Andrew Simpson, a two-time Olympic medalist and a member of Sweden's America's Cup entry died on Thursday afternoon when the team's 72-foot yacht capsized during training on San Francisco Bay, Artemis Racing confirmed.
Simpson, 36, was part of an 11-man crew aboard Artemis Racing's AC72 catamaran that was in Northern California to prepare for the 34th America's Cup later this summer. All other crewmembers were accounted for, Artemis Racing confirmed on its website.
Simpson, a British sailor, won a gold medal in the 2008 Beijing Summer Olympics as crew for skipper Iain Perry in the Star class. The pair also captured a silver medal in the Star class at last summer's London Olympics.
The British sailor became trapped under the boat after it overturned and despite attempts by doctors to revive him afloat and subsequently ashore, he was pronounced dead.
“The entire Artemis team is devastated by what happened,” Artemis Racing CEO Paul Cayard said. “Our heartfelt condolences are with Andrew's wife and family.”
Simpson and another sailor on the team were injured when the boat capsized near Treasure Island, San Francisco Fire Department spokeswoman Mindy Talmadge told the Associated Press. Simpson, who was known affectionately as Bart, was quickly taken aboard an Artemis' support boat. Rescuers, meanwhile, pulled all of the other member of the Artemis team out of the water.
A member of the San Francisco Police Department's marine unit entered the support boat and immediately began to perform CPR on Simpson, the San Francisco Chronicle reported. The support boat was docked at the St. Francis Yacht Club, where attempts to revive Simpson continued. The resuscitation efforts lasted for about 20 minutes until Simpson was pronounced dead, San Francisco Fire Department chief Joanne Hayes-Wood told the Chronicle. The other sailor suffered minor injuries.
Winds were at about 20 miles per hour at the time, authorities told the Chronicle.
Last October, Oracle Team USA's AC72 boat summersaulted into San Francisco Bay, thrusting members of the team into the frigid waters. Heavy winds caused the nose of the yacht to plow underwater, as the catamaran toppled over, sending its 13-story tall wingsail under the waves.

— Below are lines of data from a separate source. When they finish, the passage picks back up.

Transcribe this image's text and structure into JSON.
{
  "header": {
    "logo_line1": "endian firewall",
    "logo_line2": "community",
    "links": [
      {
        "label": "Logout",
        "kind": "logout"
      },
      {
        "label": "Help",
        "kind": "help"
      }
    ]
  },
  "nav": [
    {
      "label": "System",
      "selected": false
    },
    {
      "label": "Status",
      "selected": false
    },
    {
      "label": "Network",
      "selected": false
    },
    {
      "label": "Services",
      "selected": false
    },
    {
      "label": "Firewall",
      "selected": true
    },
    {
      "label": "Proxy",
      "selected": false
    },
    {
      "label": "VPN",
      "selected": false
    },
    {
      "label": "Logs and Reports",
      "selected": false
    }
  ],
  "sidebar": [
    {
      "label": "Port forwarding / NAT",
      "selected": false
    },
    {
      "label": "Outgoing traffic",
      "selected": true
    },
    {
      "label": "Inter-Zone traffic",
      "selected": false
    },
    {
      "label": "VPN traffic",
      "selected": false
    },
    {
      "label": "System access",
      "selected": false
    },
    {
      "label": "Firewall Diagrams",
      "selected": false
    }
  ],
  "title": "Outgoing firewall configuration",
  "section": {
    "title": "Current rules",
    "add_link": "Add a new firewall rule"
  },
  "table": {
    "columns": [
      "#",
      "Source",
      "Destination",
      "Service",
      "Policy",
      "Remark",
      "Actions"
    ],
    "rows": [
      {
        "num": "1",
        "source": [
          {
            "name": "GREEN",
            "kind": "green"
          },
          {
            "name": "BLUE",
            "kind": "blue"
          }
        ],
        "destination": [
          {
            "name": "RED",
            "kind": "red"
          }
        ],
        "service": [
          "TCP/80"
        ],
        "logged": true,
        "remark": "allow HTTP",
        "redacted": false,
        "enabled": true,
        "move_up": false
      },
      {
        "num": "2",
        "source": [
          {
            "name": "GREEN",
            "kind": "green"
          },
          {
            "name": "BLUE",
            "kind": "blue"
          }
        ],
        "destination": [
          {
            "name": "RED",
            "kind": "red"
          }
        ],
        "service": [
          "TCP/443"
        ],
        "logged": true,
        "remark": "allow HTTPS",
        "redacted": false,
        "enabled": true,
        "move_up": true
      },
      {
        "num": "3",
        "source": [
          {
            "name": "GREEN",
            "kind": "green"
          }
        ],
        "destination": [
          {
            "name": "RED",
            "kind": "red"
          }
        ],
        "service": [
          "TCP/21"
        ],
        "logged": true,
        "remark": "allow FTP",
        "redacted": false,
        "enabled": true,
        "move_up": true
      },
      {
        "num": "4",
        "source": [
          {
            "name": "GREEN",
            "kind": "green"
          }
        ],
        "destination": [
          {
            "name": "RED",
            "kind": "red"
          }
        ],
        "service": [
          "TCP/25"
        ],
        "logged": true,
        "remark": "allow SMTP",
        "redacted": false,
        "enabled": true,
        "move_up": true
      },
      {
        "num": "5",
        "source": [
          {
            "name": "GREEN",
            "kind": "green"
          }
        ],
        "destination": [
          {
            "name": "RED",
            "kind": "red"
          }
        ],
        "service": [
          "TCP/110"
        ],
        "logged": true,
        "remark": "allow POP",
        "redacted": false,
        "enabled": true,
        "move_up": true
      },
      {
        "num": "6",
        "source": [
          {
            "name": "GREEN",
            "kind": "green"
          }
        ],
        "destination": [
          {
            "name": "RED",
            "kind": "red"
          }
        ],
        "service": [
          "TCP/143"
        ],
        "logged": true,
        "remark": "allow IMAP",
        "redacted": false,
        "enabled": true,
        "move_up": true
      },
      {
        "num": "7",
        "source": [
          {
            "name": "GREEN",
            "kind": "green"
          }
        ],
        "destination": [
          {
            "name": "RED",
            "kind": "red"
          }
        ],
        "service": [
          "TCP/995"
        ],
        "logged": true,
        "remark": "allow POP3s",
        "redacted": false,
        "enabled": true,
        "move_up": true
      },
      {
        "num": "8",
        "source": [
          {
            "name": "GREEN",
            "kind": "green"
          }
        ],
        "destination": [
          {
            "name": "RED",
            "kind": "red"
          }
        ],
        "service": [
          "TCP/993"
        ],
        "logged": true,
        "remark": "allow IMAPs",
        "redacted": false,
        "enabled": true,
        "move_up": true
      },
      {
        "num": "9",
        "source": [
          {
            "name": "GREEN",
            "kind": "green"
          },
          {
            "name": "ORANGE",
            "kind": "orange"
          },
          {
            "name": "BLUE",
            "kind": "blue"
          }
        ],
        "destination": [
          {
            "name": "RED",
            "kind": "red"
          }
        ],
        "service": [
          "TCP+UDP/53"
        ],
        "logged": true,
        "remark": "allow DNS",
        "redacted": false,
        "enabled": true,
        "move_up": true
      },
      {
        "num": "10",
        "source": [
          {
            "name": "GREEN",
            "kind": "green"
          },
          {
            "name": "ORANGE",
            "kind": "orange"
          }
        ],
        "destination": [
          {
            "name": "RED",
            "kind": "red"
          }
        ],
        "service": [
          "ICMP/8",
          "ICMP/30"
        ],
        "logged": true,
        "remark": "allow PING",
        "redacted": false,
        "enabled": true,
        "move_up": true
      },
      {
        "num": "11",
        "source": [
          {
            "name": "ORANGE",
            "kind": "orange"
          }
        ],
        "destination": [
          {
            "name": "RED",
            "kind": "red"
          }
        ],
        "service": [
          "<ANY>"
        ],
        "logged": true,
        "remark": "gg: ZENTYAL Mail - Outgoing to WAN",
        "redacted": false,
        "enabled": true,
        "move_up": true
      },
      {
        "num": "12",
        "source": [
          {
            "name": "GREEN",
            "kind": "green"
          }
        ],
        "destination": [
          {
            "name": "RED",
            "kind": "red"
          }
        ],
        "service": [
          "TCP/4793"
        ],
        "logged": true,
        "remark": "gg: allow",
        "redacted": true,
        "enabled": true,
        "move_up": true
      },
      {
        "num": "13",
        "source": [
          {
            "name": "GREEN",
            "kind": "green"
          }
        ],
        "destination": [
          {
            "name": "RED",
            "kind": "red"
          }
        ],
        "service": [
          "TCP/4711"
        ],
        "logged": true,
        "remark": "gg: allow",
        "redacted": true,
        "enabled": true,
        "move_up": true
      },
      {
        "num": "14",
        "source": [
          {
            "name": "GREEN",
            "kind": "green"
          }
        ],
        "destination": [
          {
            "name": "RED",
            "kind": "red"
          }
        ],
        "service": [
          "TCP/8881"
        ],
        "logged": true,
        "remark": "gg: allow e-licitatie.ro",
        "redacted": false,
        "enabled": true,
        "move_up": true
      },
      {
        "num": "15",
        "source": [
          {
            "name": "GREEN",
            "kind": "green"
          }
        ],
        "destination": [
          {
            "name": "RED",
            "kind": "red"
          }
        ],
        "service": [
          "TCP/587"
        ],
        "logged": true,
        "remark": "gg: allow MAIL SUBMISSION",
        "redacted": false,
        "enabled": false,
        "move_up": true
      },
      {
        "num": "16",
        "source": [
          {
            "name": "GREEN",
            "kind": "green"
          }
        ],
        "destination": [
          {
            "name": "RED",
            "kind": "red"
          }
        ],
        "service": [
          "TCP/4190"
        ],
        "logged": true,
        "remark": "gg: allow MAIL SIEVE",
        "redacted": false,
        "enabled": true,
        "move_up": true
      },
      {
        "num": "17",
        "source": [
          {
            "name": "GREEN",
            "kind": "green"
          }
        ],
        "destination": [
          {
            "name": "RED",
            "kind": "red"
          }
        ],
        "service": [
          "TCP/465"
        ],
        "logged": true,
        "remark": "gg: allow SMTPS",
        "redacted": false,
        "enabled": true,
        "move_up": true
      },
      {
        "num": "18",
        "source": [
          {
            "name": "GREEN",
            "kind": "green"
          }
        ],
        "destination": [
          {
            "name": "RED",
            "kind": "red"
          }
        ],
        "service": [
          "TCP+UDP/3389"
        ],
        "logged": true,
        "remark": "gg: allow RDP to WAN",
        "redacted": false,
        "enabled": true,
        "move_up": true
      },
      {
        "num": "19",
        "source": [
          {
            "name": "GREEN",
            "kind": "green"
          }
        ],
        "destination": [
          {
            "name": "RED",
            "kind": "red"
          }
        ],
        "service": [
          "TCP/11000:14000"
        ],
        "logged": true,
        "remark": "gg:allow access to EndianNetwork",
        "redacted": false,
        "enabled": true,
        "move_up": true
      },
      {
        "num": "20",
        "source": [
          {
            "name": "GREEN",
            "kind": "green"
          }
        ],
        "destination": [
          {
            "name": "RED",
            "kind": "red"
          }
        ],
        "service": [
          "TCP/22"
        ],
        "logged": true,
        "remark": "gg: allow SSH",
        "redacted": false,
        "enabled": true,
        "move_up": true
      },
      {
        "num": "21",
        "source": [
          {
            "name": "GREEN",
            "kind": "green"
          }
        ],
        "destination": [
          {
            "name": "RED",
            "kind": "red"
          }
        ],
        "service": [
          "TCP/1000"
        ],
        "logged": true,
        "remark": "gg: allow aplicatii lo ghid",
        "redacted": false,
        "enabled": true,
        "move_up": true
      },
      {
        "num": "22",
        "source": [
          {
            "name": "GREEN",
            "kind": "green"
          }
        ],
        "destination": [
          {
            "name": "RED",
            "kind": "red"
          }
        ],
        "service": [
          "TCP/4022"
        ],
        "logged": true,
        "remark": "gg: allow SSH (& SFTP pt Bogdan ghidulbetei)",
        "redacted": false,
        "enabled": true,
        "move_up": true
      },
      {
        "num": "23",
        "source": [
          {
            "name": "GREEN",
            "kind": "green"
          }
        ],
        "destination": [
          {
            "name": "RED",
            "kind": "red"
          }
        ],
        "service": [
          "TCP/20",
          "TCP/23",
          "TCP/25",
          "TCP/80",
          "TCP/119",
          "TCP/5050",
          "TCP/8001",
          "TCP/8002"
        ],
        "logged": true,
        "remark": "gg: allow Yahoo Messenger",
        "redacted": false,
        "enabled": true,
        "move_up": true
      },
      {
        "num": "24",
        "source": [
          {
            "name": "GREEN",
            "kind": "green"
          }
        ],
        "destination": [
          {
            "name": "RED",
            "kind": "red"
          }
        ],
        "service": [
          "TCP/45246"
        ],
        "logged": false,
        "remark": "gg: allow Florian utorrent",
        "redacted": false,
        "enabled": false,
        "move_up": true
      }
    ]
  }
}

Swept away by a strong current, the $8 million vessel was carried more than four miles past the Golden Gate Bridge before rescuers could control it. No one was hurt in the accident.
Following the mishap, organizers of the event said the setback to the defending America's Cup champions would not impact the 2013 racing calendar.
Keep your eye on sports by following Matt Rybaltowski on Twitter@mattrybaltowski.